The Austrian renewables share

In 2007, 42.7 TWh of electricity were generated from renewable sources in Austria. This makes for a renewables share of 60.4%. Hydropower accounts for the lion’s share of renewable generation. The supported “other” renewable sources, excluding small hydro, only made for 0.85% in total electricity output; supported PV generation amounted to 0.03%.

The Austrian renewables mix, 2007
  TWh Share in electricity consumption Share in electricity consumption
Electricity consumption 336.7   100%
Total electricity consumption 70.7 100% 21%
Total output from renewables 42.7 60.40% 13%
Hydropower 36.8 52.05 %  
Wind 2.0 2.83%  
Supported biomass 1.6 2.26%  
Supported “other” renewables 0.6 0.85%  
of these, PV 0.02 0.03%  
Non-supported “other” renewables 1.5 2.12%  
Source: E-Control

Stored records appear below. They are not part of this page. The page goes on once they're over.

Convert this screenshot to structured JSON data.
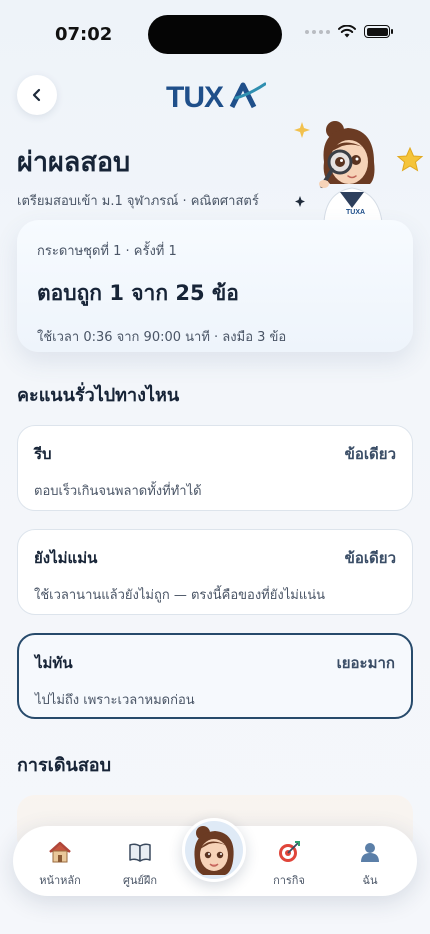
{
  "status_bar": {
    "time": "07:02"
  },
  "header": {
    "logo_text": "TUXA",
    "title": "ผ่าผลสอบ",
    "subtitle": "เตรียมสอบเข้า ม.1 จุฬาภรณ์ · คณิตศาสตร์"
  },
  "summary": {
    "sheet_label": "กระดาษชุดที่ 1 · ครั้งที่ 1",
    "score": "ตอบถูก 1 จาก 25 ข้อ",
    "time": "ใช้เวลา 0:36 จาก 90:00 นาที · ลงมือ 3 ข้อ"
  },
  "misses": {
    "title": "คะแนนรั่วไปทางไหน",
    "items": [
      {
        "name": "รีบ",
        "amount": "ข้อเดียว",
        "desc": "ตอบเร็วเกินจนพลาดทั้งที่ทำได้"
      },
      {
        "name": "ยังไม่แม่น",
        "amount": "ข้อเดียว",
        "desc": "ใช้เวลานานแล้วยังไม่ถูก — ตรงนี้คือของที่ยังไม่แน่น"
      },
      {
        "name": "ไม่ทัน",
        "amount": "เยอะมาก",
        "desc": "ไปไม่ถึง เพราะเวลาหมดก่อน"
      }
    ]
  },
  "journey": {
    "title": "การเดินสอบ"
  },
  "tabs": [
    {
      "label": "หน้าหลัก",
      "icon": "home-icon"
    },
    {
      "label": "ศูนย์ฝึก",
      "icon": "book-icon"
    },
    {
      "label": "การกิจ",
      "icon": "target-icon"
    },
    {
      "label": "ฉัน",
      "icon": "person-icon"
    }
  ],
  "colors": {
    "accent": "#274a6b",
    "logo_blue": "#1f4f8a",
    "logo_accent": "#2f8fb0"
  }
}
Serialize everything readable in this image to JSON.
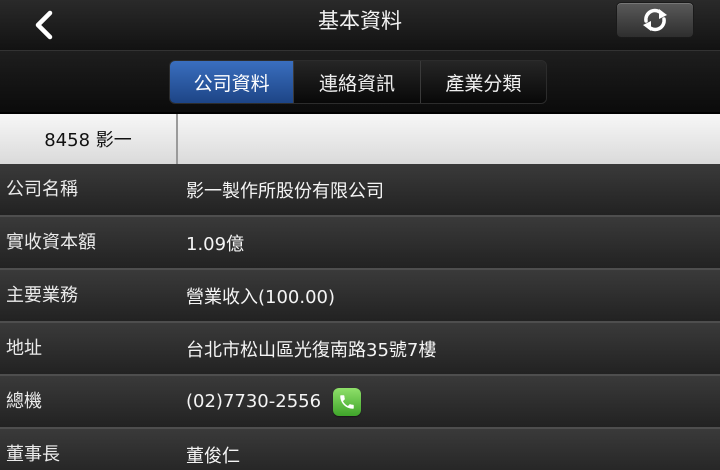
{
  "header": {
    "title": "基本資料",
    "back_icon": "back-chevron-icon",
    "refresh_icon": "refresh-icon"
  },
  "tabs": [
    {
      "label": "公司資料",
      "active": true
    },
    {
      "label": "連絡資訊",
      "active": false
    },
    {
      "label": "產業分類",
      "active": false
    }
  ],
  "stock": {
    "label": "8458 影一"
  },
  "rows": [
    {
      "label": "公司名稱",
      "value": "影一製作所股份有限公司"
    },
    {
      "label": "實收資本額",
      "value": "1.09億"
    },
    {
      "label": "主要業務",
      "value": "營業收入(100.00)"
    },
    {
      "label": "地址",
      "value": "台北市松山區光復南路35號7樓"
    },
    {
      "label": "總機",
      "value": "(02)7730-2556"
    },
    {
      "label": "董事長",
      "value": "董俊仁"
    }
  ],
  "colors": {
    "active_tab": "#2f5fae",
    "phone_icon": "#5cc43c"
  }
}
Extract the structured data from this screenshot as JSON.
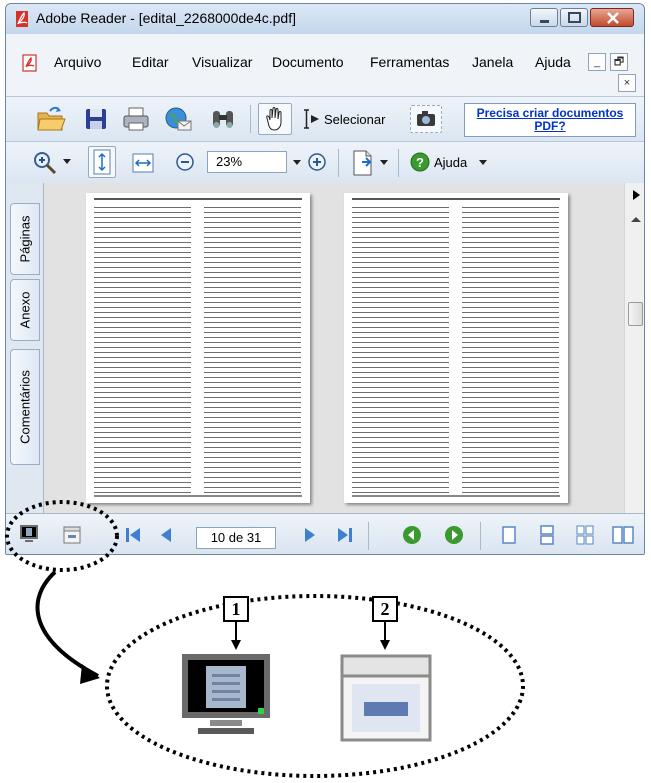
{
  "window": {
    "title": "Adobe Reader - [edital_2268000de4c.pdf]",
    "controls": {
      "minimize": "minimize-icon",
      "maximize": "maximize-icon",
      "close": "close-icon"
    }
  },
  "menu": {
    "items": [
      "Arquivo",
      "Editar",
      "Visualizar",
      "Documento",
      "Ferramentas",
      "Janela",
      "Ajuda"
    ],
    "mdi_minimize": "_",
    "mdi_restore": "🗗",
    "mdi_close": "×"
  },
  "toolbar": {
    "select_label": "Selecionar",
    "promo_line1": "Precisa criar documentos",
    "promo_line2": "PDF?",
    "zoom_value": "23%",
    "help_label": "Ajuda"
  },
  "sidebar": {
    "tabs": [
      "Páginas",
      "Anexo",
      "Comentários"
    ]
  },
  "navigation": {
    "page_display": "10 de 31"
  },
  "callouts": {
    "label_1": "1",
    "label_2": "2"
  },
  "colors": {
    "accent_link": "#0033cc",
    "window_frame": "#cfdff0",
    "close_red": "#c34a2f"
  }
}
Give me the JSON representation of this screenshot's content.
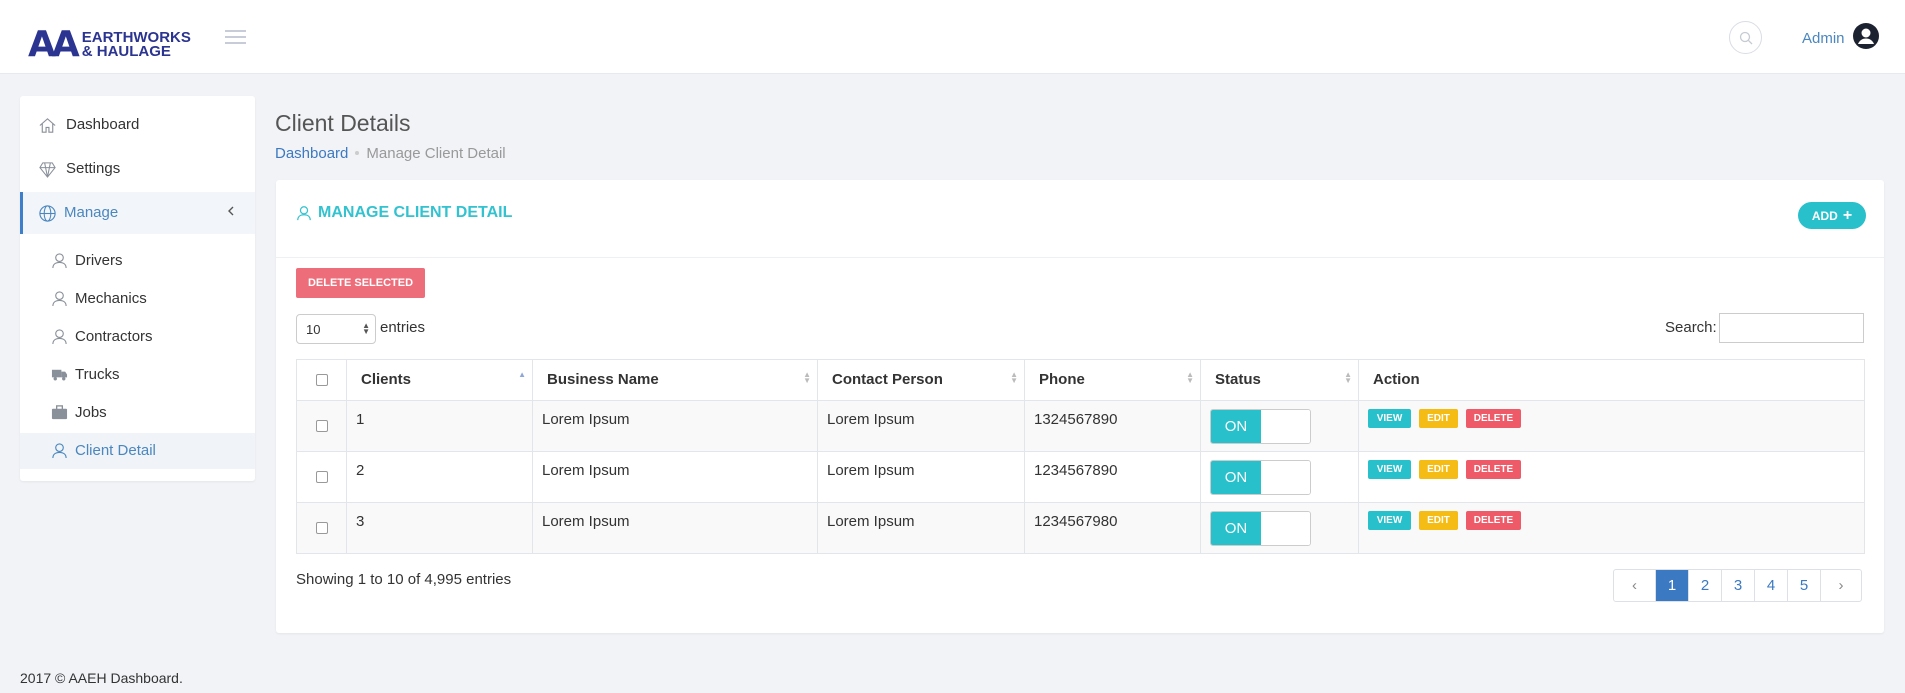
{
  "brand": {
    "logo_mark": "AA",
    "logo_line1": "EARTHWORKS",
    "logo_line2": "& HAULAGE"
  },
  "header": {
    "user": "Admin"
  },
  "sidebar": {
    "items": [
      {
        "label": "Dashboard",
        "icon": "home-icon"
      },
      {
        "label": "Settings",
        "icon": "diamond-icon"
      },
      {
        "label": "Manage",
        "icon": "globe-icon"
      }
    ],
    "sub_items": [
      {
        "label": "Drivers",
        "icon": "user-icon"
      },
      {
        "label": "Mechanics",
        "icon": "user-icon"
      },
      {
        "label": "Contractors",
        "icon": "user-icon"
      },
      {
        "label": "Trucks",
        "icon": "truck-icon"
      },
      {
        "label": "Jobs",
        "icon": "briefcase-icon"
      },
      {
        "label": "Client Detail",
        "icon": "user-icon"
      }
    ]
  },
  "page": {
    "title": "Client Details",
    "breadcrumb_home": "Dashboard",
    "breadcrumb_current": "Manage Client Detail"
  },
  "card": {
    "title": "MANAGE CLIENT DETAIL",
    "add_label": "ADD",
    "delete_selected": "DELETE SELECTED"
  },
  "table_controls": {
    "page_length": "10",
    "entries_label": "entries",
    "search_label": "Search:"
  },
  "table": {
    "headers": [
      "Clients",
      "Business Name",
      "Contact Person",
      "Phone",
      "Status",
      "Action"
    ],
    "rows": [
      {
        "client": "1",
        "business": "Lorem Ipsum",
        "contact": "Lorem Ipsum",
        "phone": "1324567890",
        "status": "ON"
      },
      {
        "client": "2",
        "business": "Lorem Ipsum",
        "contact": "Lorem Ipsum",
        "phone": "1234567890",
        "status": "ON"
      },
      {
        "client": "3",
        "business": "Lorem Ipsum",
        "contact": "Lorem Ipsum",
        "phone": "1234567980",
        "status": "ON"
      }
    ],
    "actions": {
      "view": "VIEW",
      "edit": "EDIT",
      "delete": "DELETE"
    }
  },
  "pagination": {
    "info": "Showing 1 to 10 of 4,995 entries",
    "prev": "‹",
    "pages": [
      "1",
      "2",
      "3",
      "4",
      "5"
    ],
    "next": "›",
    "current": "1"
  },
  "footer": {
    "text": "2017 © AAEH Dashboard."
  },
  "colors": {
    "accent": "#27c0cb",
    "primary": "#3b79c2",
    "danger": "#ee5a68",
    "warning": "#f4bc14",
    "brand": "#2b3490"
  }
}
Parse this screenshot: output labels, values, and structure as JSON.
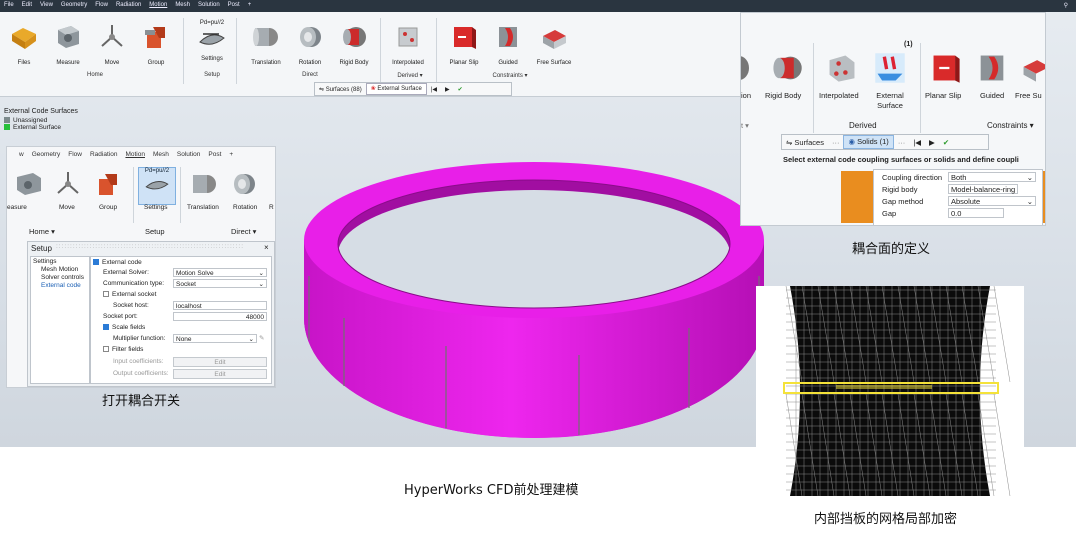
{
  "menu": [
    "File",
    "Edit",
    "View",
    "Geometry",
    "Flow",
    "Radiation",
    "Motion",
    "Mesh",
    "Solution",
    "Post",
    "+"
  ],
  "ribbon": {
    "tools": [
      "Files",
      "Measure",
      "Move",
      "Group",
      "Settings",
      "Translation",
      "Rotation",
      "Rigid Body",
      "Interpolated",
      "Planar Slip",
      "Guided",
      "Free Surface"
    ],
    "settings_formula": "Pd=pu//2",
    "groups": {
      "home": "Home",
      "setup": "Setup",
      "direct": "Direct",
      "derived": "Derived ▾",
      "constraints": "Constraints ▾"
    },
    "selbar": {
      "surfaces": "Surfaces (88)",
      "external": "External Surface"
    }
  },
  "legend": {
    "title": "External Code Surfaces",
    "items": [
      {
        "label": "Unassigned",
        "color": "#7d8a8c"
      },
      {
        "label": "External Surface",
        "color": "#27c03a"
      }
    ]
  },
  "inset1": {
    "menu": [
      "w",
      "Geometry",
      "Flow",
      "Radiation",
      "Motion",
      "Mesh",
      "Solution",
      "Post",
      "+"
    ],
    "tools": [
      "easure",
      "Move",
      "Group",
      "Settings",
      "Translation",
      "Rotation",
      "R"
    ],
    "formula": "Pd=pu//2",
    "groups": {
      "home": "Home ▾",
      "setup": "Setup",
      "direct": "Direct ▾"
    },
    "setup_title": "Setup",
    "tree": [
      "Settings",
      "Mesh Motion",
      "Solver controls",
      "External code"
    ],
    "form": {
      "external_code": "External code",
      "solver_label": "External Solver:",
      "solver_value": "Motion Solve",
      "comm_label": "Communication type:",
      "comm_value": "Socket",
      "ext_socket": "External socket",
      "host_label": "Socket host:",
      "host_value": "localhost",
      "port_label": "Socket port:",
      "port_value": "48000",
      "scale": "Scale fields",
      "mult_label": "Multiplier function:",
      "mult_value": "None",
      "filter": "Filter fields",
      "in_label": "Input coefficients:",
      "out_label": "Output coefficients:",
      "edit": "Edit"
    },
    "caption": "打开耦合开关"
  },
  "inset2": {
    "tools": [
      "ion",
      "Rigid Body",
      "Interpolated",
      "External Surface",
      "Planar Slip",
      "Guided",
      "Free Su"
    ],
    "badge": "(1)",
    "groups": {
      "left": "t ▾",
      "derived": "Derived",
      "constraints": "Constraints ▾"
    },
    "selbar": {
      "surfaces": "Surfaces",
      "solids": "Solids (1)"
    },
    "instruction": "Select external code coupling surfaces or solids and define coupli",
    "props": [
      {
        "label": "Coupling direction",
        "value": "Both"
      },
      {
        "label": "Rigid body",
        "value": "Model-balance-ring"
      },
      {
        "label": "Gap method",
        "value": "Absolute"
      },
      {
        "label": "Gap",
        "value": "0.0"
      }
    ],
    "caption": "耦合面的定义"
  },
  "center_caption": "HyperWorks CFD前处理建模",
  "mesh_caption": "内部挡板的网格局部加密",
  "colors": {
    "ring": "#e61be6",
    "ring_dark": "#b010b0",
    "ring_light": "#f25cf2",
    "accent": "#2b7bd6"
  }
}
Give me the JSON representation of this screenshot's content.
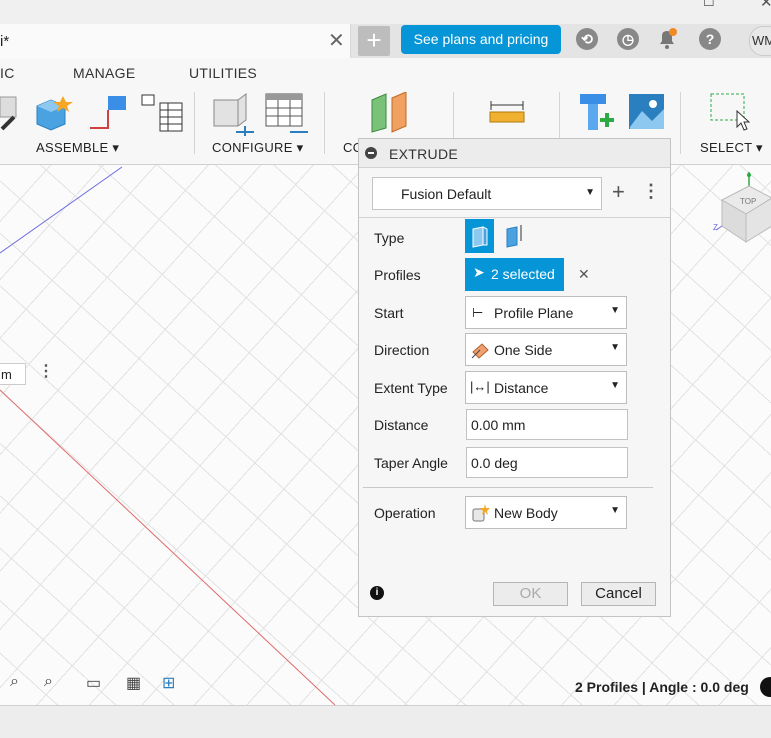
{
  "document_tab": {
    "title": "i*",
    "close_glyph": "✕"
  },
  "top_bar": {
    "plans_button": "See plans and pricing",
    "avatar_initials": "WM",
    "new_tab_glyph": "+"
  },
  "ribbon": {
    "tabs": [
      "IC",
      "MANAGE",
      "UTILITIES"
    ],
    "groups": {
      "assemble": "ASSEMBLE ▾",
      "configure": "CONFIGURE ▾",
      "construct_partial": "CO",
      "select": "SELECT ▾"
    }
  },
  "dialog": {
    "title": "EXTRUDE",
    "preset": "Fusion Default",
    "rows": {
      "type_label": "Type",
      "profiles_label": "Profiles",
      "profiles_value": "2 selected",
      "start_label": "Start",
      "start_value": "Profile Plane",
      "direction_label": "Direction",
      "direction_value": "One Side",
      "extent_label": "Extent Type",
      "extent_value": "Distance",
      "distance_label": "Distance",
      "distance_value": "0.00 mm",
      "taper_label": "Taper Angle",
      "taper_value": "0.0 deg",
      "operation_label": "Operation",
      "operation_value": "New Body"
    },
    "ok": "OK",
    "cancel": "Cancel"
  },
  "viewport": {
    "left_field_fragment": "m",
    "viewcube_label": "TOP"
  },
  "status_text": "2 Profiles | Angle : 0.0 deg",
  "colors": {
    "accent": "#0696d7",
    "annotation": "#22c022",
    "x_axis": "#e05050",
    "y_axis": "#5050e0"
  }
}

Supported renewables supply to consumers from the public grid

The table below shows the share of supported green energy assigned to Austrian suppliers by the green power settlement responsible OeMAG. In 2008, this was 9.7% of all electricity supplied to consumers from the public grid (2007: 10.5%).

Renewable infeed and share of supported renewables in Austria, 2008 and 2007
Energy source Infeed, 2008, GWh Supported renewables*, 2008 Infeed, 2007, GWh Supported renewables*, 2007
Supported small hydro 945 1.7% 1,527 2.8%
Other renewable generating stations 4,496 8.0% 4,230 7.7%
Wind 1,988 3.6% 2,019 3.7%
Solid biomass 1,900 3.4% 1,631 3.0%
Biogas 503 0.9% 440 0.8%
Liquid biomass 36 0.1% 71 0.1%
PV 17 0.0% 15 0.0%
Landfill and sewage gas 50 0.1% 52 0.1%
Geothermal energy 2 0.0% 2 0.0%
Total small hydro and other 5,440 9.7% 5,757 10.5%
* Share of injections in total supplies to consumers from the public grid
February 2009; source: OeMAG

Supported renewable generating stations in Austria

Section 7 of the Ökostromgesetz (Green Electricity Act) defines accredited green power plants as

“Electricity generating installations using only renewable energy sources shall, upon application by their operators, be recognised as eco-energy installations by decision of the State Governor of the Federal State where the respective plant is located.”

E-Control registers all these plants in a database, which enables us to run statistical analyses and document developments. We can also draw up forecasts on this basis. However, we do not know how many of these accredited stations actually ever start operating.

We compile an annual green electricity report with details about the supported and accredited green power stations in Austria. For instance, we conduct analyses based on the stations’ technologies, locations in different Austrian provinces, load curves etc. The report is available for download from our German pages.

 

The tables below list the number of accredited renewable generating stations in Austria and the number of these stations which have been contracted by the green power settlement responsible OeMAG (i.e. the ones that receive feed-in tariffs).

Accredited stations
Energy source Number Capacity*
Biogas 344 92.1
Solid biomass 181 407.9
Liquid biomass 90 26.2
Landfill and sewage gas 64 29.2
Geothermal energy 2 0.9
PV 6,633 48.5
Wind 190 1,047.8
Total “other” renewable stations 7,504 1,652.6
Small hydro (<10 MW) 2,601 1,179.3
Total “other” and small hydro stations 10,105 2,831.9
* This is the maximum capacity. It refers to the greatest possible continuous electricity output of the entire generating installation, including all machine sets, as limited by the lowest-output component. Some of the accredited stations have not yet been built. As of March 2009; sources: E-Control and OeMAG
 
Number of generating stations under contract to OeMAG
Energy source Number Capacity*
Biogas 293 76.2
Solid biomass 113 311.7
Liquid biomass 47 14.5
Landfill and sewage gas 45 21.2
Geothermal energy 2 0.9
PV 3,112 21.7
Wind 134 960.9
Total “other” renewable stations 3,746 1,407.1
Small hydro (<10 MW) 1,305 124.7
Total “other” and small hydro stations 5,051 1,531.8
* This is the maximum capacity. It refers to the greatest possible continuous electricity output of the entire generating installation, including all machine sets, as limited by the lowest-output component. As of March 2009; sources: E-Control and OeMAG